> _Work instruction_: Look through the data below. Show each line where the string "JSON" occurs.

> _Items listed in a dataset_:
____

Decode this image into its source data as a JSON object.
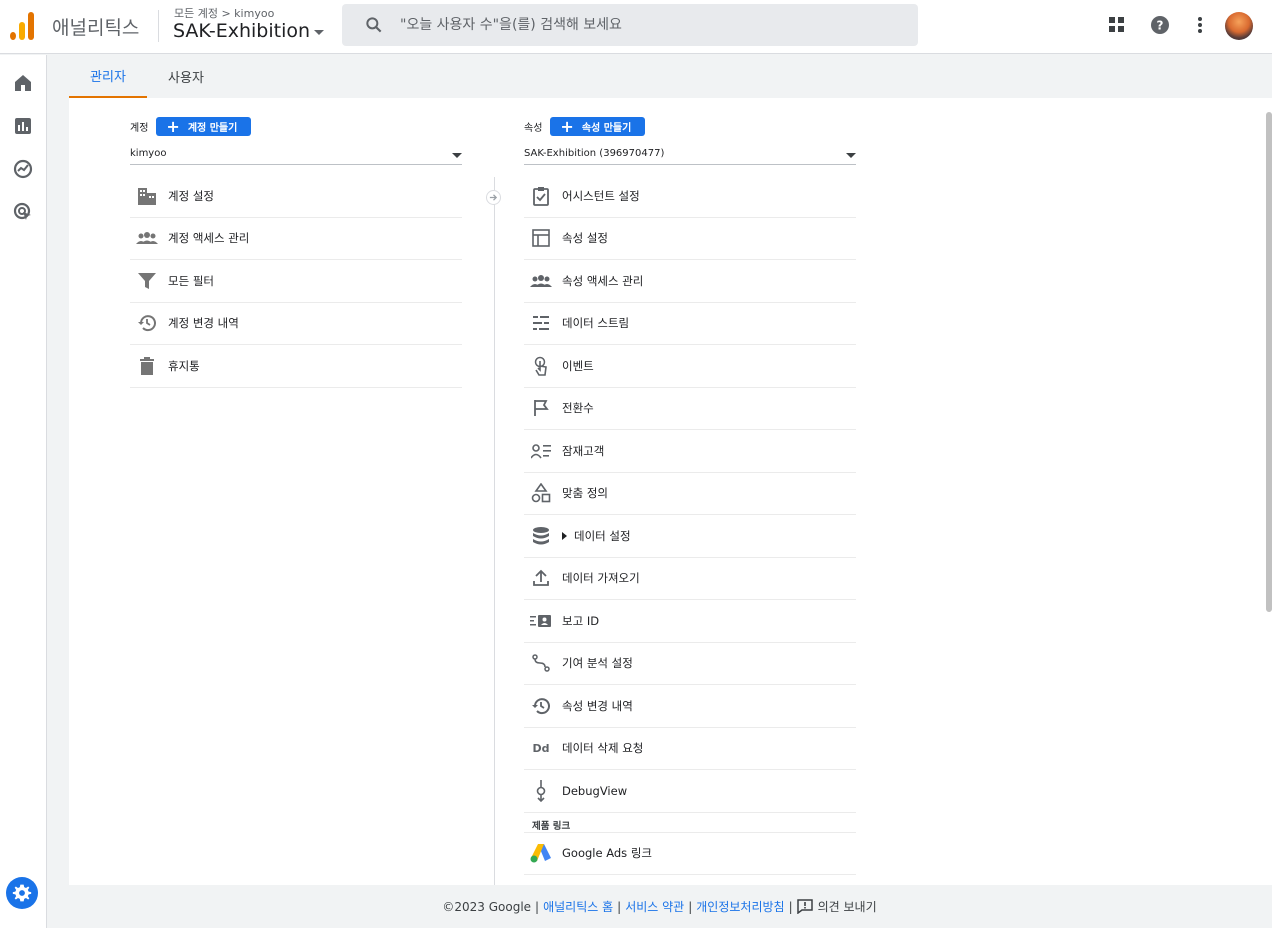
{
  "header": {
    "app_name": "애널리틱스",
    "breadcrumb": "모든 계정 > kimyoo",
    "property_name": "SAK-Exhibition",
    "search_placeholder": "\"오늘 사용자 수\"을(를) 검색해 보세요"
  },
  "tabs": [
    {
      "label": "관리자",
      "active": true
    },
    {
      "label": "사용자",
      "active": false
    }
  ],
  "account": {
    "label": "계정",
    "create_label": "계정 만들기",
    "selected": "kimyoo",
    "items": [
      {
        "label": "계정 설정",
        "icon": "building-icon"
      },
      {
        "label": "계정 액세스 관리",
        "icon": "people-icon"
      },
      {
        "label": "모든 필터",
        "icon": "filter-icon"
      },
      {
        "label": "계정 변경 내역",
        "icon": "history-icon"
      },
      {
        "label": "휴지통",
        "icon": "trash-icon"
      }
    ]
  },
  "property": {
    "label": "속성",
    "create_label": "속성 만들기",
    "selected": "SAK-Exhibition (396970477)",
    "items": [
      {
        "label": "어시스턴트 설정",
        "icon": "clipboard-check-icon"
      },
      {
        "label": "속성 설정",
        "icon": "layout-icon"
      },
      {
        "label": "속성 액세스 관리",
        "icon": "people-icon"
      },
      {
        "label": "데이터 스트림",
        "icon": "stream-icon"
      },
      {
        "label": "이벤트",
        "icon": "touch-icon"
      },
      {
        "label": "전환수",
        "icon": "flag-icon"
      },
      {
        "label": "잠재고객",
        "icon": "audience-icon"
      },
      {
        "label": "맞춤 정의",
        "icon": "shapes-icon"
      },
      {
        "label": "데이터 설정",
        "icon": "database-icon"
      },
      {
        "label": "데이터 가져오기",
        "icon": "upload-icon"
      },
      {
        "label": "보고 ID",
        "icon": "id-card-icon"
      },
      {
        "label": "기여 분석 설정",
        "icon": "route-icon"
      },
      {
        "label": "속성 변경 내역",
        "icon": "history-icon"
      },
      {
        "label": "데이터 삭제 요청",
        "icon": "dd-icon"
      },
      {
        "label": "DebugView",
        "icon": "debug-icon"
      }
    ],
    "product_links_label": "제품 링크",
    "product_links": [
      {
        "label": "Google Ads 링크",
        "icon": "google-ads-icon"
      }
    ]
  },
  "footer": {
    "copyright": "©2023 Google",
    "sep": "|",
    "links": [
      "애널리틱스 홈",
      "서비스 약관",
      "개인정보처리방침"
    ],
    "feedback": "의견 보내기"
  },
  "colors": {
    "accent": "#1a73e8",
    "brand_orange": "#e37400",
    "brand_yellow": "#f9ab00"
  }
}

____

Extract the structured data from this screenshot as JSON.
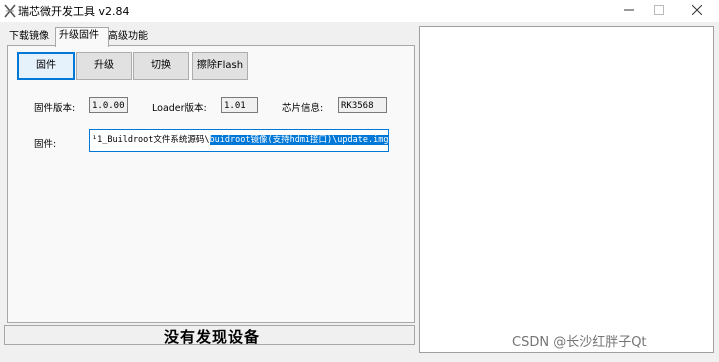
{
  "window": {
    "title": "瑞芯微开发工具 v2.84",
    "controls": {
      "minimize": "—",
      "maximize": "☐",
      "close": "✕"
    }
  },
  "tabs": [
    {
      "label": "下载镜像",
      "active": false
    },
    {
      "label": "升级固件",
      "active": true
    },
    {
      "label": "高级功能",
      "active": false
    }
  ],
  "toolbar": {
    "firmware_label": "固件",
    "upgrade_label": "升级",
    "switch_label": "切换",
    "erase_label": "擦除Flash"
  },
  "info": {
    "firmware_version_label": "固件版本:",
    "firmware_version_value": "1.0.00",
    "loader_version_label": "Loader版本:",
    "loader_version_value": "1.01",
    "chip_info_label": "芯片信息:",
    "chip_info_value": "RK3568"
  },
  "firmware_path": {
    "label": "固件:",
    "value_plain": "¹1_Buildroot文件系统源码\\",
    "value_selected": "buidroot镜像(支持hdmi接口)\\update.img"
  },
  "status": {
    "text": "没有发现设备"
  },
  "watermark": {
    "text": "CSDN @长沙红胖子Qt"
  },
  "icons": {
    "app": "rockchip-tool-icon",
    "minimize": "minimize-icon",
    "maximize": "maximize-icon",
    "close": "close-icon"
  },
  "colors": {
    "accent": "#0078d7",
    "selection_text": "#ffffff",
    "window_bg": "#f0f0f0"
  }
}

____

> _Response to this exercise_:
Decode this image into its source data as a JSON object.
Extract the structured data from this screenshot as JSON.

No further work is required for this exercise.